Pathfinders are the advance force for 16 Air Assault Brigade, the British Army’s airborne rapid reaction force. Their soldiers are trained in specialist airborne insertion techniques and capable of conducting offensive action tasks at very short notice, say the British Army.
The British Army have discussed the way the Pathfinders operate and it makes for some interesting reading.
PF operate behind enemy lines in small, self-sufficient patrols, finding and relaying vital information back to Brigade HQ to enable it to plan and execute missions. A key role is identifying drop zones and landing zones where the main body of troops can be parachuted or landed by helicopter.
According to the Army, a Pathfinder soldier said:
“We are the first on the ground and our main role is to set the conditions for the insertion of the main fighting force. We work in small teams away from support, so we need to be self-sufficient to be able to get ourselves out of trouble – if we get seen by the enemy or come under fire we want to shoot back and get out of there as fast as we can.”
Fast-moving tactical scenarios on the ranges at Sennybridge are the culmination of a six-week selection process for soldiers looking to join Pathfinders, with the highest standards of fitness and soldiering skills expected from the outset.

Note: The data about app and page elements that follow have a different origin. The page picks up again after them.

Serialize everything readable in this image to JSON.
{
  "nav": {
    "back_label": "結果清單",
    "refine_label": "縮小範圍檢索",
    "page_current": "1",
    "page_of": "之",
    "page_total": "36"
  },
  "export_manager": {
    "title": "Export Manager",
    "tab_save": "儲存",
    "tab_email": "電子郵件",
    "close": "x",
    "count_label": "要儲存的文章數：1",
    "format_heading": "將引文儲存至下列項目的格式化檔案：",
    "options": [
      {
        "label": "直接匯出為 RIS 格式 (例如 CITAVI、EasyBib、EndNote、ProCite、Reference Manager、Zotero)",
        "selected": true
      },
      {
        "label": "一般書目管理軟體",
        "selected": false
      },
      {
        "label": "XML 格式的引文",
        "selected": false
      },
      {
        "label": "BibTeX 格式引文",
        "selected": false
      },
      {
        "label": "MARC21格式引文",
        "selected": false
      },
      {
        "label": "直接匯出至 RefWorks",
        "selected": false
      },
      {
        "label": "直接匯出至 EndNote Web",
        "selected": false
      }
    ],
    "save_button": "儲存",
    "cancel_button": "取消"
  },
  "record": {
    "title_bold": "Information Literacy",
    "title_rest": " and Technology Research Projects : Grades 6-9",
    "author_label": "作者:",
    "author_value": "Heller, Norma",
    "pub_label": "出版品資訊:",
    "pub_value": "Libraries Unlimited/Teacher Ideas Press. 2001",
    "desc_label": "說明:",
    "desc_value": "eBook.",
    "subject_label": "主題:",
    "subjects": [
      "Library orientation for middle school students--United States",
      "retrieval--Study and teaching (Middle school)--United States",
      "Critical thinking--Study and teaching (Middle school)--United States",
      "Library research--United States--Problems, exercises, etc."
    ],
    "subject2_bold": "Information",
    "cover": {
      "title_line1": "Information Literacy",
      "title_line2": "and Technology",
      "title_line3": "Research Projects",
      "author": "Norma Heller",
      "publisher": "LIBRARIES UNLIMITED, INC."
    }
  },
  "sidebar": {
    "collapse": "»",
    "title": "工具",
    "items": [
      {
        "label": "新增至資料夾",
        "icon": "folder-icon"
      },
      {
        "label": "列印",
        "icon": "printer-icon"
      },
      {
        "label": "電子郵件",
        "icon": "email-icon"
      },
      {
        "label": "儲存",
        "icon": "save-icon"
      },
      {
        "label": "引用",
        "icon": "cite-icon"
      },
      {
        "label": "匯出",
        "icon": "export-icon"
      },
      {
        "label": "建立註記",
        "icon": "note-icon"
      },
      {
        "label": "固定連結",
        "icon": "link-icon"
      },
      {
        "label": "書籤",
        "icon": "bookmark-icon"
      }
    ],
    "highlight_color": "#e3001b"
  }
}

“A soldier looking to join Pathfinders has to be robust, very physically fit and highly motivated. It’s a very arduous course and I was very proud – and excited – when I passed.”